Affiliation: Department of Surgery, University of Maryland School of Medicine, Baltimore, MD 21201, USA.

ABSTRACT

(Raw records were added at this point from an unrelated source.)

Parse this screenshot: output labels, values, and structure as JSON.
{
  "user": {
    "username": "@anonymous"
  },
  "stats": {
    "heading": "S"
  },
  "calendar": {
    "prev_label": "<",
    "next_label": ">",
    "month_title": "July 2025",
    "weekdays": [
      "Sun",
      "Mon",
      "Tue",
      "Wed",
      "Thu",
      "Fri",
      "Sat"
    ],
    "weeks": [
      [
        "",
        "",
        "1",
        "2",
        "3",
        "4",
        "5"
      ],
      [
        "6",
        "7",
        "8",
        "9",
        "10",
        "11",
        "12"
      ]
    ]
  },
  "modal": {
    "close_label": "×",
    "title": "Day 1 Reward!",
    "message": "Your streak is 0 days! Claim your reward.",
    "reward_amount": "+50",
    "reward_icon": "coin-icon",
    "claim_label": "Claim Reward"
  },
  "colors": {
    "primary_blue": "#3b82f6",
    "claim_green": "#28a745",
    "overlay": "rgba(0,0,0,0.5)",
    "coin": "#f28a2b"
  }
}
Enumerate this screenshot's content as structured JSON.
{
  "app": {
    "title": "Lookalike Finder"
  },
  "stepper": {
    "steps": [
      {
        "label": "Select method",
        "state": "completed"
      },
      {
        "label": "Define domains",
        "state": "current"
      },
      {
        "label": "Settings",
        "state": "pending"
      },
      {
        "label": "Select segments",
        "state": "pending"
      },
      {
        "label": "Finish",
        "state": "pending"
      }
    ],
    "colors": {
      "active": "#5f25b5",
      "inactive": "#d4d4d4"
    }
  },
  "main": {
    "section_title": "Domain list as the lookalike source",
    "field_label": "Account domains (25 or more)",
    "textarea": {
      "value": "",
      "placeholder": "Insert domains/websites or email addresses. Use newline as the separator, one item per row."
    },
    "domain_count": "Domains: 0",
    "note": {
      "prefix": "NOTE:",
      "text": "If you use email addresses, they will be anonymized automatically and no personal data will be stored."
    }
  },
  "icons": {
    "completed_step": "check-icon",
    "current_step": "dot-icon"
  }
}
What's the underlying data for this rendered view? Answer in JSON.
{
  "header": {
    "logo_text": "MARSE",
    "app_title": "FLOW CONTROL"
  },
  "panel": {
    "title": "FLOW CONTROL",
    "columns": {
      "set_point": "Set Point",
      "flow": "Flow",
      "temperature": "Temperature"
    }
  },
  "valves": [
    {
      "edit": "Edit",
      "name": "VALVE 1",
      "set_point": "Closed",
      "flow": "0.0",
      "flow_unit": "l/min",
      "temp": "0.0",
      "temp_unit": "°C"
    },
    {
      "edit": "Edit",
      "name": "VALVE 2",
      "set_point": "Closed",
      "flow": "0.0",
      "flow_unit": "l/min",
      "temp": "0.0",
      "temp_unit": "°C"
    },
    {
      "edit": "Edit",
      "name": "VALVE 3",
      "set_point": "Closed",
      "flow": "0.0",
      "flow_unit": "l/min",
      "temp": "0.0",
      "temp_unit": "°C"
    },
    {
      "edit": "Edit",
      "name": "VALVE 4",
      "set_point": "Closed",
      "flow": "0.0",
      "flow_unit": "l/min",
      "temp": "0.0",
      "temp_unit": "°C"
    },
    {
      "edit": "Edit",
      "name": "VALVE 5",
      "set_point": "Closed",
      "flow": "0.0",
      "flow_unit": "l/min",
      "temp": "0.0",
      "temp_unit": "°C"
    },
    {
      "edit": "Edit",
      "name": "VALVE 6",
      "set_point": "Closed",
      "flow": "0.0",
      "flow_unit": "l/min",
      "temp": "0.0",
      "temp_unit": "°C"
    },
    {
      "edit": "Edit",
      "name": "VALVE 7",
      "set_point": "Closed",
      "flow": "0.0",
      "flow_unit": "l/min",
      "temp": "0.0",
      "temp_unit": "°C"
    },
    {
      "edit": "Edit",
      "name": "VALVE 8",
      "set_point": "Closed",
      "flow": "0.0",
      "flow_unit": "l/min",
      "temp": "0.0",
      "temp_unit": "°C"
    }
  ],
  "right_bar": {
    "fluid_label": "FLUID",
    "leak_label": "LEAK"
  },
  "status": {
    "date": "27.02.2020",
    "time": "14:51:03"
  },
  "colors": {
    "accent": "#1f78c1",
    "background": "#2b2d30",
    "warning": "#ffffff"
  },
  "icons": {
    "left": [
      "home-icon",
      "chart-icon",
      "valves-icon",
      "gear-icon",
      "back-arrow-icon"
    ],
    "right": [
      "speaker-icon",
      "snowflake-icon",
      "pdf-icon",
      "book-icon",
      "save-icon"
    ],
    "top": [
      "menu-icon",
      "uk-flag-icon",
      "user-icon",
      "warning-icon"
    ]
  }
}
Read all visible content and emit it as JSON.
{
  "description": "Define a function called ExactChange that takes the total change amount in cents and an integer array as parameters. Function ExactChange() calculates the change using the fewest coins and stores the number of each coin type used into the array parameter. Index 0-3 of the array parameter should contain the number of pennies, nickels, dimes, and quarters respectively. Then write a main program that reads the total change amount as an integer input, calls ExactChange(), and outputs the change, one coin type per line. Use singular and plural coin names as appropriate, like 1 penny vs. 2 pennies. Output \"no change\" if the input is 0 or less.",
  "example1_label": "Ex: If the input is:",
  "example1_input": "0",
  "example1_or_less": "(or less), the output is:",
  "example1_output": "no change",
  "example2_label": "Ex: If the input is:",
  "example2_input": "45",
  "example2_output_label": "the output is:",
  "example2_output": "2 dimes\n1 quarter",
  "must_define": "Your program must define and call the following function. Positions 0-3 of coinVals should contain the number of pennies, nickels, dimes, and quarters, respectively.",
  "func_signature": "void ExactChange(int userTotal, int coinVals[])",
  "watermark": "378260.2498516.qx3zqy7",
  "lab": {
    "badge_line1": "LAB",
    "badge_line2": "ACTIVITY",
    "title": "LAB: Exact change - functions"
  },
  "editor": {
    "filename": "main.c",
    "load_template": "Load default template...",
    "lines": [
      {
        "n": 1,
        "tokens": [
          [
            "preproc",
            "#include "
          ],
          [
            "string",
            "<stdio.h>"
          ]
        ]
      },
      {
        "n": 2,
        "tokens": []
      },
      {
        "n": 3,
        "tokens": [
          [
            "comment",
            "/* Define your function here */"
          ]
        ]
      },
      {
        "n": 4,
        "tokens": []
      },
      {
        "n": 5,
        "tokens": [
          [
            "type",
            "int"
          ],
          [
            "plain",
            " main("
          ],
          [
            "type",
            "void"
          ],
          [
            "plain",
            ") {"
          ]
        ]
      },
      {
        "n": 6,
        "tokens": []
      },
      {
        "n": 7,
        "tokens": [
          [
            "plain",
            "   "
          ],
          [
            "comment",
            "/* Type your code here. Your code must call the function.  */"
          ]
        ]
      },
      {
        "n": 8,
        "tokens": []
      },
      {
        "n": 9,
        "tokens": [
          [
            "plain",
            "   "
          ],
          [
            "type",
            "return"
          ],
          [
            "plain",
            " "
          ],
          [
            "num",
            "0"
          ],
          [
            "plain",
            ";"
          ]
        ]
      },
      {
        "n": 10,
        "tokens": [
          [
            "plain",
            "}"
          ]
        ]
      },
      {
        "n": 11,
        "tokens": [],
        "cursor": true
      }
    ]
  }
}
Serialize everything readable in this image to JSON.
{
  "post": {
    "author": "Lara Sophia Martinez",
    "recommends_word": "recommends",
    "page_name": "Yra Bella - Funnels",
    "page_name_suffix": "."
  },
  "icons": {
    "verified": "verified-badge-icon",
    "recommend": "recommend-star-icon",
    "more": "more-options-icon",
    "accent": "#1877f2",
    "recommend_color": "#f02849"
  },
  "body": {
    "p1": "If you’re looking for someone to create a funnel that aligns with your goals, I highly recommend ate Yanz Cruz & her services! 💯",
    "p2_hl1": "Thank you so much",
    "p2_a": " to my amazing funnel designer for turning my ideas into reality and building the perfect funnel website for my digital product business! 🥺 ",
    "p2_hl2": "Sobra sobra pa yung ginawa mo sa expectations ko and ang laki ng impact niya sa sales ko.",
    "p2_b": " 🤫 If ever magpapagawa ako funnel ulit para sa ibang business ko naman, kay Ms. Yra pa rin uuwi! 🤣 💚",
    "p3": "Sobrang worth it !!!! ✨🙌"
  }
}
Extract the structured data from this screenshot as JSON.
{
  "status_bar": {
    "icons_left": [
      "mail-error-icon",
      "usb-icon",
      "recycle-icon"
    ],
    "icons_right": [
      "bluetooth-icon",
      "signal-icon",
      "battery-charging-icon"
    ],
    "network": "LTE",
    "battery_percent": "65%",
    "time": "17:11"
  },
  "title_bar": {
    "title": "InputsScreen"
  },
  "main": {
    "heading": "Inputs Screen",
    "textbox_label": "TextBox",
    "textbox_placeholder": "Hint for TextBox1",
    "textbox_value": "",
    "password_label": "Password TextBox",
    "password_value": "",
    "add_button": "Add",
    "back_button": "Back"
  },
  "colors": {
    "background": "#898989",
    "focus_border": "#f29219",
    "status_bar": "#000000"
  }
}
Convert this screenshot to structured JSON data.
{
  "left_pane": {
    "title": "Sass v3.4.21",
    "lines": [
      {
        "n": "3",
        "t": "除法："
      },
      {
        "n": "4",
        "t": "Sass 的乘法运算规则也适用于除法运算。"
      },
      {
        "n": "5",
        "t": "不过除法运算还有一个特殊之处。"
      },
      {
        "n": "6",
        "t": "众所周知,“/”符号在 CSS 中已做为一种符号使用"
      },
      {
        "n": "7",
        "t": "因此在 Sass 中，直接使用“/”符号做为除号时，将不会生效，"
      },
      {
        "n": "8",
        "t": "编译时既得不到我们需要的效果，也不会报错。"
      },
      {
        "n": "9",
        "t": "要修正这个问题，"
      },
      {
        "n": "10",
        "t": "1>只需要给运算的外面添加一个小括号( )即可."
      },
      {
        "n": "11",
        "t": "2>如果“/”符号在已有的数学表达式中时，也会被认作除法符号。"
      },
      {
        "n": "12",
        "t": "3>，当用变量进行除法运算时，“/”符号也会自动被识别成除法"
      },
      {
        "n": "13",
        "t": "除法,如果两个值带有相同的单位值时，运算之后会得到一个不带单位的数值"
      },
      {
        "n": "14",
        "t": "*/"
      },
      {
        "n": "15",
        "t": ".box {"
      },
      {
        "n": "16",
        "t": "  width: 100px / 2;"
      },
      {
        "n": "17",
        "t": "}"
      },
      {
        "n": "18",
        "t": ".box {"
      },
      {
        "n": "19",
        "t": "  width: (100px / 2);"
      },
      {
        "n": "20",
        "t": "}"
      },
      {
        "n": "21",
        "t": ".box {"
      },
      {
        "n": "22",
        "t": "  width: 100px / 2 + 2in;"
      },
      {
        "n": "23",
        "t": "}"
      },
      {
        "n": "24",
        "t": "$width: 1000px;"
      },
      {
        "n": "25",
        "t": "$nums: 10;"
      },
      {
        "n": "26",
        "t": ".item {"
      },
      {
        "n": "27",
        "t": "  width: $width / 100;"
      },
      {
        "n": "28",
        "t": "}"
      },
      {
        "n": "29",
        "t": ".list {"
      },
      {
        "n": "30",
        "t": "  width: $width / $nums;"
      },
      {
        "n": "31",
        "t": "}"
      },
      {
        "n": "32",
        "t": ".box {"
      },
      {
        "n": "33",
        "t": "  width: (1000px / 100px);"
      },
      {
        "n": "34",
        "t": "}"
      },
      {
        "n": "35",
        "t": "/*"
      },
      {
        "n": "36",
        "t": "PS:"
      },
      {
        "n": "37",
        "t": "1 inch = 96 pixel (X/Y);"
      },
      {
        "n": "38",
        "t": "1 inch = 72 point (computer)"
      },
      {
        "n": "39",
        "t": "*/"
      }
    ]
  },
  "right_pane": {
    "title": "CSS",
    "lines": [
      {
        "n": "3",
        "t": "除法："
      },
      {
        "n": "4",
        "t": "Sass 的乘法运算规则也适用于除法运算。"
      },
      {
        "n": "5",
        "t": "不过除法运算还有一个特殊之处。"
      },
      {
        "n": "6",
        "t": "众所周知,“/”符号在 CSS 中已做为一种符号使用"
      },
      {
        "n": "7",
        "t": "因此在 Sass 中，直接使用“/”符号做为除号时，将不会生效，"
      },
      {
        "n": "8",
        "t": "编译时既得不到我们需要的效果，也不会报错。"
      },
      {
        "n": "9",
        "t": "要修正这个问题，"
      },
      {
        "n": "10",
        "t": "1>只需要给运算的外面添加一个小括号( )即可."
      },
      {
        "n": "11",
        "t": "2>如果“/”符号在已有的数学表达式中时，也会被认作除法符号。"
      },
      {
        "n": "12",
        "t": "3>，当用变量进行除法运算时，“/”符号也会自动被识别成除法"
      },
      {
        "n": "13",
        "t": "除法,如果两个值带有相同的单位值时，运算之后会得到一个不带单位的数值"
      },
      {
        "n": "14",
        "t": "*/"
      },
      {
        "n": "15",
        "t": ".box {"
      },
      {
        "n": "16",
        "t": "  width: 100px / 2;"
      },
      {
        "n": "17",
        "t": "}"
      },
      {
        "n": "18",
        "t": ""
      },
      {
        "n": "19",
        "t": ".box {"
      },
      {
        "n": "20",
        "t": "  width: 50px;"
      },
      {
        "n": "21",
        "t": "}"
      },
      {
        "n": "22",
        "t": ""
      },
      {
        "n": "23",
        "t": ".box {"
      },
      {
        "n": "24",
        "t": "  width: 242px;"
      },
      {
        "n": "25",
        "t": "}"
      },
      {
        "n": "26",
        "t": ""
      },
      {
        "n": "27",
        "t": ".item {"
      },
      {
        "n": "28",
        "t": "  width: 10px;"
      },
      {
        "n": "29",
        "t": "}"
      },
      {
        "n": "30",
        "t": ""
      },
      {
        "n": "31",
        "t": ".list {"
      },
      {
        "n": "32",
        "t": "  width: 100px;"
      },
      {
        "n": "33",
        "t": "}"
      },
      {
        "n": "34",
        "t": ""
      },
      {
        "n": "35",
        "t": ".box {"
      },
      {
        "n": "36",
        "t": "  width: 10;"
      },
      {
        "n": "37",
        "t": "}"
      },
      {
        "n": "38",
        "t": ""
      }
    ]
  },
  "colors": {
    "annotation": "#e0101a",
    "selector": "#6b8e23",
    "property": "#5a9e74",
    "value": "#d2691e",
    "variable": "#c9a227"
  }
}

The localization of inflammatory foci within the cerebellum is correlated to severe clinical outcomes in multiple sclerosis (MS). Previous studies of experimental autoimmune encephalomyelitis (EAE), a model of MS, revealed distinct clinical outcomes correlated with the capacity of the animal to produce IFN-gamma. Outcomes were linked to localization of inflammatory cells in either the spinal cord (wild type [WT]) or the cerebellum and brain stem (IFN-gamma deficient). We demonstrate, using an adoptive transfer system, that the ability of the central nervous system (CNS) to sense pathogenic T cell-produced IFN-gamma during EAE initiation determines the sites of CNS pathogenesis. Transfer of WT Th1 cells into IFN-gamma receptor-deficient mice results in pathogenic invasion of the brain stem and cerebellum with attendant clinical symptoms, which are identical to the disease observed after transfer of IFN-gamma-deficient T cells to WT hosts. Inflammation of the spinal cord associated with classical EAE is abrogated in both IFN-gamma-deficient systems. Cotransfer of CNS antigen-specific WT Th1 cells with IFN-gamma-deficient T cells is sufficient to restore spinal cord invasion and block cerebellar and brain stem invasion. These data demonstrate that interaction between IFN-gamma and host CNS cells during the initiation of EAE can selectively promote or suppress neuroinflammation and pathogenesis.

Show MeSH
Related in: MedlinePlus